> **Problem details**
Please reproduce the following records exactly, with nothing omitted.

*****

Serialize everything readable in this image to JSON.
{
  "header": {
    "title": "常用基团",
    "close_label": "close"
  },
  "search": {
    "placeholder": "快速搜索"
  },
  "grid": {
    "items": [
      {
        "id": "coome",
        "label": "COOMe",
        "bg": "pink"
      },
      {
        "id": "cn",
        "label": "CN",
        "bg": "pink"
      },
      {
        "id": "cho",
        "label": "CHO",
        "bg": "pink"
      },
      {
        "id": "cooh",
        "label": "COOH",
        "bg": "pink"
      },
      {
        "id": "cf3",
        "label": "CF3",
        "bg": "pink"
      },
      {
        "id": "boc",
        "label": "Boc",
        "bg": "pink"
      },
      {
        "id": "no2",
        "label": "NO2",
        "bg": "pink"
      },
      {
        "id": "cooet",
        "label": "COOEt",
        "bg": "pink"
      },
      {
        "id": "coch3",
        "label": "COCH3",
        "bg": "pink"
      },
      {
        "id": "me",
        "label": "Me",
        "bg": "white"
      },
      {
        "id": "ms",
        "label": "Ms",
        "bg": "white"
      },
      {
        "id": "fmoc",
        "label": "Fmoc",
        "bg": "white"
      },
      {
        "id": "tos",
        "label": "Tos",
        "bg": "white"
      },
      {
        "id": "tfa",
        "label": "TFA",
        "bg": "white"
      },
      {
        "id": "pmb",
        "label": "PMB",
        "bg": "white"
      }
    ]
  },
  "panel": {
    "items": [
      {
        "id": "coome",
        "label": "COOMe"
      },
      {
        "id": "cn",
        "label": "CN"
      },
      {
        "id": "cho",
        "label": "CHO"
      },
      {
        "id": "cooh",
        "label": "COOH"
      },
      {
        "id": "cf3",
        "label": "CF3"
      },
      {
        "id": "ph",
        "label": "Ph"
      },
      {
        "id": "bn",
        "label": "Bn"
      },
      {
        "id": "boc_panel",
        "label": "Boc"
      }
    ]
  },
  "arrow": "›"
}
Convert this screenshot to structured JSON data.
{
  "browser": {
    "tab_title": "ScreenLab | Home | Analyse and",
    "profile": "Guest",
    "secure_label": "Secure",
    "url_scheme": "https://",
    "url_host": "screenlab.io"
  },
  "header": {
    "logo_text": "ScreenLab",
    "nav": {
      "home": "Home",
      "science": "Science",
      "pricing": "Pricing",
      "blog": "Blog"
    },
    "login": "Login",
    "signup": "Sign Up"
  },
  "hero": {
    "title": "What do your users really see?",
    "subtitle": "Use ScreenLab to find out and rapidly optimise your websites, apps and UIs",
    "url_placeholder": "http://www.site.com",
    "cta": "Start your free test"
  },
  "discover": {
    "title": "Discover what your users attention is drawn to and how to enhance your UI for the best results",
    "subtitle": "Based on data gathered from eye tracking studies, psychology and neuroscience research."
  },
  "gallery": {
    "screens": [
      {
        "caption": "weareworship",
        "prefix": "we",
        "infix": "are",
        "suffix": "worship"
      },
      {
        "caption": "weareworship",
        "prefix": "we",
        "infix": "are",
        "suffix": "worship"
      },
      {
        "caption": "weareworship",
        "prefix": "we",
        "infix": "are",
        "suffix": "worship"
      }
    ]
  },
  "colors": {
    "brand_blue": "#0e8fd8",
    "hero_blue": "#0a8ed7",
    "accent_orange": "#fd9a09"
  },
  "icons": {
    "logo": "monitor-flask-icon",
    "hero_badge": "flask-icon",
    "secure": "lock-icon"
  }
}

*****

> **Written solution**
Serialize everything readable in this image to JSON.
{
  "header": {
    "title": "常用基团",
    "close_label": "close"
  },
  "search": {
    "placeholder": "快速搜索"
  },
  "grid": {
    "items": [
      {
        "id": "coome",
        "label": "COOMe",
        "bg": "pink"
      },
      {
        "id": "cn",
        "label": "CN",
        "bg": "pink"
      },
      {
        "id": "cho",
        "label": "CHO",
        "bg": "pink"
      },
      {
        "id": "cooh",
        "label": "COOH",
        "bg": "pink"
      },
      {
        "id": "cf3",
        "label": "CF3",
        "bg": "pink"
      },
      {
        "id": "boc",
        "label": "Boc",
        "bg": "pink"
      },
      {
        "id": "no2",
        "label": "NO2",
        "bg": "pink"
      },
      {
        "id": "cooet",
        "label": "COOEt",
        "bg": "pink"
      },
      {
        "id": "coch3",
        "label": "COCH3",
        "bg": "pink"
      },
      {
        "id": "me",
        "label": "Me",
        "bg": "white"
      },
      {
        "id": "ms",
        "label": "Ms",
        "bg": "white"
      },
      {
        "id": "fmoc",
        "label": "Fmoc",
        "bg": "white"
      },
      {
        "id": "tos",
        "label": "Tos",
        "bg": "white"
      },
      {
        "id": "tfa",
        "label": "TFA",
        "bg": "white"
      },
      {
        "id": "pmb",
        "label": "PMB",
        "bg": "white"
      }
    ]
  },
  "panel": {
    "items": [
      {
        "id": "coome",
        "label": "COOMe"
      },
      {
        "id": "cn",
        "label": "CN"
      },
      {
        "id": "cho",
        "label": "CHO"
      },
      {
        "id": "cooh",
        "label": "COOH"
      },
      {
        "id": "cf3",
        "label": "CF3"
      },
      {
        "id": "ph",
        "label": "Ph"
      },
      {
        "id": "bn",
        "label": "Bn"
      },
      {
        "id": "boc_panel",
        "label": "Boc"
      }
    ]
  },
  "arrow": "›"
}
Convert this screenshot to structured JSON data.
{
  "browser": {
    "tab_title": "ScreenLab | Home | Analyse and",
    "profile": "Guest",
    "secure_label": "Secure",
    "url_scheme": "https://",
    "url_host": "screenlab.io"
  },
  "header": {
    "logo_text": "ScreenLab",
    "nav": {
      "home": "Home",
      "science": "Science",
      "pricing": "Pricing",
      "blog": "Blog"
    },
    "login": "Login",
    "signup": "Sign Up"
  },
  "hero": {
    "title": "What do your users really see?",
    "subtitle": "Use ScreenLab to find out and rapidly optimise your websites, apps and UIs",
    "url_placeholder": "http://www.site.com",
    "cta": "Start your free test"
  },
  "discover": {
    "title": "Discover what your users attention is drawn to and how to enhance your UI for the best results",
    "subtitle": "Based on data gathered from eye tracking studies, psychology and neuroscience research."
  },
  "gallery": {
    "screens": [
      {
        "caption": "weareworship",
        "prefix": "we",
        "infix": "are",
        "suffix": "worship"
      },
      {
        "caption": "weareworship",
        "prefix": "we",
        "infix": "are",
        "suffix": "worship"
      },
      {
        "caption": "weareworship",
        "prefix": "we",
        "infix": "are",
        "suffix": "worship"
      }
    ]
  },
  "colors": {
    "brand_blue": "#0e8fd8",
    "hero_blue": "#0a8ed7",
    "accent_orange": "#fd9a09"
  },
  "icons": {
    "logo": "monitor-flask-icon",
    "hero_badge": "flask-icon",
    "secure": "lock-icon"
  }
}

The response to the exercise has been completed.